* WORK TO BE COMPLETED:
Wherever the word "Settings" turns up in a line of the entries, copy that line.

[Stored data]
----------

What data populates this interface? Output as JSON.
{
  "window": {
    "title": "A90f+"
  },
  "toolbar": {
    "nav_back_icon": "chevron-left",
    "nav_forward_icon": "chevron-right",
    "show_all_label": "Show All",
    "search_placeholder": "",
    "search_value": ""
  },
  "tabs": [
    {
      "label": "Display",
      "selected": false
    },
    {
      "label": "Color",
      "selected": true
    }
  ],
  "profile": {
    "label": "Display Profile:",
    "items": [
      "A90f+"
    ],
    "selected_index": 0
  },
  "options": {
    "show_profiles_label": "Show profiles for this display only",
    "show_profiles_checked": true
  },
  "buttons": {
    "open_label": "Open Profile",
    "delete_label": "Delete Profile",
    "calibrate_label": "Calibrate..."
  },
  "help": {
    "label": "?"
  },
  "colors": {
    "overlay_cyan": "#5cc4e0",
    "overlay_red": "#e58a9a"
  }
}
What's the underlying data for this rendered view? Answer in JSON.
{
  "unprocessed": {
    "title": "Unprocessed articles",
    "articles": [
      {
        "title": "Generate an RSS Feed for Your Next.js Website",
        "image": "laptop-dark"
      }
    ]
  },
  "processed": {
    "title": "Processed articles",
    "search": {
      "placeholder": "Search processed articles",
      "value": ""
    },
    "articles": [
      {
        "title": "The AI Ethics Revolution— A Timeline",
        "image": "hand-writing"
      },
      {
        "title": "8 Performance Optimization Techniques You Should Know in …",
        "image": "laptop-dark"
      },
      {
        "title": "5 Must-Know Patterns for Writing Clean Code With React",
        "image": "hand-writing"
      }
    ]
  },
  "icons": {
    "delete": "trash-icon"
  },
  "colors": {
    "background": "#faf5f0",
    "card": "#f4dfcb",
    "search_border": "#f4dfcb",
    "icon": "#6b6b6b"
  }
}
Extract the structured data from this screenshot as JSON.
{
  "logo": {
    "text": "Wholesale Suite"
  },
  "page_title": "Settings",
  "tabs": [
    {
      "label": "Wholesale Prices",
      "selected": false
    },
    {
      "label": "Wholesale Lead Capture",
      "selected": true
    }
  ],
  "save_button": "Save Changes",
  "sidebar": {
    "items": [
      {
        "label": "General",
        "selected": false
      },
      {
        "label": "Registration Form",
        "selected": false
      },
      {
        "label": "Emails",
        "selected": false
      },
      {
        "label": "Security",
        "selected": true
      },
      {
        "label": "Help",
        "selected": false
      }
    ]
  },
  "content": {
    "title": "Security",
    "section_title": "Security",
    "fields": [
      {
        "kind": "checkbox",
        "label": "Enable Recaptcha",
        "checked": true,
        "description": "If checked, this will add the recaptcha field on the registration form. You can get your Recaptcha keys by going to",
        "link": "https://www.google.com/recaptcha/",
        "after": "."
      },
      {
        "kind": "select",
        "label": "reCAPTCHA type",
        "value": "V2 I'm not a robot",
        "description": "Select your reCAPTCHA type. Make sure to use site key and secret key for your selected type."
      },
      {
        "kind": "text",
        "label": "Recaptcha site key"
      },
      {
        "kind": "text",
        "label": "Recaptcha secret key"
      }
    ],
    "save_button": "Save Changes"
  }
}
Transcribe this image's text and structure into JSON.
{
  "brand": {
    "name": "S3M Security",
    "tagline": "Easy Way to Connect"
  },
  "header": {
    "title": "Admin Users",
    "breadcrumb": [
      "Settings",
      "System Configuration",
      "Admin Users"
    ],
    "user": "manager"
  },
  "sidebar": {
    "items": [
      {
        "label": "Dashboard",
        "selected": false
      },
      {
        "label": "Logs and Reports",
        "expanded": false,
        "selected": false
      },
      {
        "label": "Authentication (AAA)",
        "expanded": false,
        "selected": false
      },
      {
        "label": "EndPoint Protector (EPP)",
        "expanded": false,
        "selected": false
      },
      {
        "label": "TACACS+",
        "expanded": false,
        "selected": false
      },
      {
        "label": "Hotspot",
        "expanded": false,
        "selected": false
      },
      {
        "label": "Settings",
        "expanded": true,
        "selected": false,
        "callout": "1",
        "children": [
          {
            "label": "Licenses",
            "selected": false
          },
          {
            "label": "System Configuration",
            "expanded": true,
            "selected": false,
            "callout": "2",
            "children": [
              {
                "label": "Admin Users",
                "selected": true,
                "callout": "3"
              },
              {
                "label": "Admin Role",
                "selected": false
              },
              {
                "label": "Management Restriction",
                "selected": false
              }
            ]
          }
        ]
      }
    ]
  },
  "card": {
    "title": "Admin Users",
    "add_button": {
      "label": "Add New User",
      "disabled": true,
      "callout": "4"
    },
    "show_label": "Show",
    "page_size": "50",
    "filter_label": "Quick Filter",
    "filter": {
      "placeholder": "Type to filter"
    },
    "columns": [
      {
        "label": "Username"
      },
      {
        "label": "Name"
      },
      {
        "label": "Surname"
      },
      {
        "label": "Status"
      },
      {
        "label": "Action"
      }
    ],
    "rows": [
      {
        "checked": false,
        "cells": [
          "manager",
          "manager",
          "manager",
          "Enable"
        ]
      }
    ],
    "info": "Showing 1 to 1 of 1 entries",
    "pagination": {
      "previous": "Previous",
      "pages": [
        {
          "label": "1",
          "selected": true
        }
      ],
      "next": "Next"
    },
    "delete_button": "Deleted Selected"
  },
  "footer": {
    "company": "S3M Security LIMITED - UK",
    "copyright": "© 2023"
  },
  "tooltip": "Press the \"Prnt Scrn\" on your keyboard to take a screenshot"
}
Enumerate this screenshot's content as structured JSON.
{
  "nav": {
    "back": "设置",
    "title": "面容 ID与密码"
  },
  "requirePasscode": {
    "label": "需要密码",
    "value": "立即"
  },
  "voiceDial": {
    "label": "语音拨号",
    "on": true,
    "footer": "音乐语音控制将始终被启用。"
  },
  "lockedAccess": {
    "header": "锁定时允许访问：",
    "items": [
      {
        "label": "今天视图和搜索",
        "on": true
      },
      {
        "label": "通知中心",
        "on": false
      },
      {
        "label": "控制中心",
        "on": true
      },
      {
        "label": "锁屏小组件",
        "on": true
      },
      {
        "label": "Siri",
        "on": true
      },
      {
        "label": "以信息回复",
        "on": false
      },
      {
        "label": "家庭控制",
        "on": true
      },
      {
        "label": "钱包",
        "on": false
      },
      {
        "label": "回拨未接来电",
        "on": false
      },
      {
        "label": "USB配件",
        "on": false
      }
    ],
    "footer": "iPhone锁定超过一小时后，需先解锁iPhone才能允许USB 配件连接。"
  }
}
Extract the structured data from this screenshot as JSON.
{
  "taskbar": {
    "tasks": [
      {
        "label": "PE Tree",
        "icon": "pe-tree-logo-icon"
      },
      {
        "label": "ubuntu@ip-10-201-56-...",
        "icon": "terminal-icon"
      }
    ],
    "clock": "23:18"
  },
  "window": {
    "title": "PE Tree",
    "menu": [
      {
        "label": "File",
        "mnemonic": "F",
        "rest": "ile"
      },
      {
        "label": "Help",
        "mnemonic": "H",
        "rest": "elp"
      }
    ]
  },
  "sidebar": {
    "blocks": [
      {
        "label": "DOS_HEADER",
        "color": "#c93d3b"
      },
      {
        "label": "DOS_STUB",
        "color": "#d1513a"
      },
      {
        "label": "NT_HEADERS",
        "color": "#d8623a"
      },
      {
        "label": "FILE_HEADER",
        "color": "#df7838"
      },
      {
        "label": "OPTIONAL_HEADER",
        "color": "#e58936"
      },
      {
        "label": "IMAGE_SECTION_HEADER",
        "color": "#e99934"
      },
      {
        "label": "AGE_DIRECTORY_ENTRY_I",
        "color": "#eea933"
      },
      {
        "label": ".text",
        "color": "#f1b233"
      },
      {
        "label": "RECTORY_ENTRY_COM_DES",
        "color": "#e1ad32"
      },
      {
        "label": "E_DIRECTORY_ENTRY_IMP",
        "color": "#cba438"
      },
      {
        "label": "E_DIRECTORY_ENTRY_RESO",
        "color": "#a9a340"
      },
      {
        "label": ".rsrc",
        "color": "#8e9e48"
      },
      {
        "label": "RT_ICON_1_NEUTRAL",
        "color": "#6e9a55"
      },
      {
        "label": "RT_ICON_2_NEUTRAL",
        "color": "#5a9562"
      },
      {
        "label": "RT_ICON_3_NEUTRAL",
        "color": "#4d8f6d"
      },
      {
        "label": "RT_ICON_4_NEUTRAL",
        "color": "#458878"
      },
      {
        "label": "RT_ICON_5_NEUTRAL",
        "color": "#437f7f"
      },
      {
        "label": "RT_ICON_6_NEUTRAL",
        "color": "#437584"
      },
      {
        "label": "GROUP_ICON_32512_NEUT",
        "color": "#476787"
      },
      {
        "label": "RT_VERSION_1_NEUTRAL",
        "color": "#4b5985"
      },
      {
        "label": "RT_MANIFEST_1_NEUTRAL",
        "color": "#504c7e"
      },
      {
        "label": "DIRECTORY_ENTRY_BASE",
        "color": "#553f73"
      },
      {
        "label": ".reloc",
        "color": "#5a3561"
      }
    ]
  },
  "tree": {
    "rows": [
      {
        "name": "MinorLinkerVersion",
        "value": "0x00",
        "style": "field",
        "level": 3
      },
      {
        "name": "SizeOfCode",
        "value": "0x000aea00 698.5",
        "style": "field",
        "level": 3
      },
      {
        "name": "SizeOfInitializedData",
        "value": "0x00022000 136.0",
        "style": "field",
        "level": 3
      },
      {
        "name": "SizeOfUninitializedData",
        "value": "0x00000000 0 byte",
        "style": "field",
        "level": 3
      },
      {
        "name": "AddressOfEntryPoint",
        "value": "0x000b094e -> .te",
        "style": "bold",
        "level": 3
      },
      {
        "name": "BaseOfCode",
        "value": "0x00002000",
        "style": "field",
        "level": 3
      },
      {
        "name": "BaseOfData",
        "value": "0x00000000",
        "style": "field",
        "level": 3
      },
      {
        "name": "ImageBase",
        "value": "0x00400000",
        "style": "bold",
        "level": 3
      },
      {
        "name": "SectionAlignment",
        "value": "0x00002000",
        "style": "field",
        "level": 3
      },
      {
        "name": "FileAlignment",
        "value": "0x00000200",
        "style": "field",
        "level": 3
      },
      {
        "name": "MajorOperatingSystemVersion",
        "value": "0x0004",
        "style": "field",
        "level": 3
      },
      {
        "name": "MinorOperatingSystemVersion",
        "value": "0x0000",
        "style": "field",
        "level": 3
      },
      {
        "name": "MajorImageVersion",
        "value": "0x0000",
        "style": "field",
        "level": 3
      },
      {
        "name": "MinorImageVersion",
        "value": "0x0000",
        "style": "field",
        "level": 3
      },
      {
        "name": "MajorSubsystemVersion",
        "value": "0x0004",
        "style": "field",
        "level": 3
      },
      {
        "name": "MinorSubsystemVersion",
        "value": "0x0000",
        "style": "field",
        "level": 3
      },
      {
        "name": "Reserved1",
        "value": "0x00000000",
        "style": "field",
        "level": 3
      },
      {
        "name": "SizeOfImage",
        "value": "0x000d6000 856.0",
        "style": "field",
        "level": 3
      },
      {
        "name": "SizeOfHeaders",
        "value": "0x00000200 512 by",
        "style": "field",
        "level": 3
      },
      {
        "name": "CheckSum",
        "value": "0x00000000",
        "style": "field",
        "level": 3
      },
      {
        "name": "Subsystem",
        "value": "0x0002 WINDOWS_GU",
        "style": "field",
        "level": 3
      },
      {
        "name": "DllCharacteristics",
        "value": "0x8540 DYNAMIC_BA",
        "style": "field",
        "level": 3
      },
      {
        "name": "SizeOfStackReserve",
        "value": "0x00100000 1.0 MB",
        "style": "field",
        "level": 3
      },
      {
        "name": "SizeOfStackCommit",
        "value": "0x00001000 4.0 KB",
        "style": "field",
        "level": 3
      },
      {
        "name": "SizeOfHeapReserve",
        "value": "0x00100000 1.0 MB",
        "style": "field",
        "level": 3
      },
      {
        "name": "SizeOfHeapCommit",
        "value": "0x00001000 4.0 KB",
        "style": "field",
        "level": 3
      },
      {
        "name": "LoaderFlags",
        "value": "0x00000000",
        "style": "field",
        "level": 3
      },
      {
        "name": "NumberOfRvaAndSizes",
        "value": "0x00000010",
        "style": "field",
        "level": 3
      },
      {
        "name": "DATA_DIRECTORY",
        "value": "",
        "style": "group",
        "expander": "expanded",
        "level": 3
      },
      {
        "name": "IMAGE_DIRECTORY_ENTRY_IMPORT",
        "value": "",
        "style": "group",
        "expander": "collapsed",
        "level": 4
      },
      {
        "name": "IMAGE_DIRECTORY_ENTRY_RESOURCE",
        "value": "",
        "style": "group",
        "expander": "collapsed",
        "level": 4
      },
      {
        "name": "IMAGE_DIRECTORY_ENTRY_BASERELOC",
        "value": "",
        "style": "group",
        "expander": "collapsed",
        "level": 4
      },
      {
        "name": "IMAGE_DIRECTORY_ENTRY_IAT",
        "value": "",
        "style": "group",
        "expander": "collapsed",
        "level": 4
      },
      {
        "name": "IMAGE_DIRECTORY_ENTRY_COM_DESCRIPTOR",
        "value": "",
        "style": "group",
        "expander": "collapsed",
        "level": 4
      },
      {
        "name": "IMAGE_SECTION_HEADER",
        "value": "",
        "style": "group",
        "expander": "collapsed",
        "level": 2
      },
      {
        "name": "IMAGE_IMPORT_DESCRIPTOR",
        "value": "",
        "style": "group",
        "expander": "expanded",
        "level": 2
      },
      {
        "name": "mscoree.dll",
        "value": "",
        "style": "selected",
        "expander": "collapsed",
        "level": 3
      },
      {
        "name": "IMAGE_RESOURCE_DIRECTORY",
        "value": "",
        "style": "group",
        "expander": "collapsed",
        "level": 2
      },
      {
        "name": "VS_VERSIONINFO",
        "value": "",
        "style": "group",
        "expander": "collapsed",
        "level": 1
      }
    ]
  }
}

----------

* SOLUTION FOR THIS PROBLEM:
  "page_title": "Settings",
      "Settings",
        "label": "Settings",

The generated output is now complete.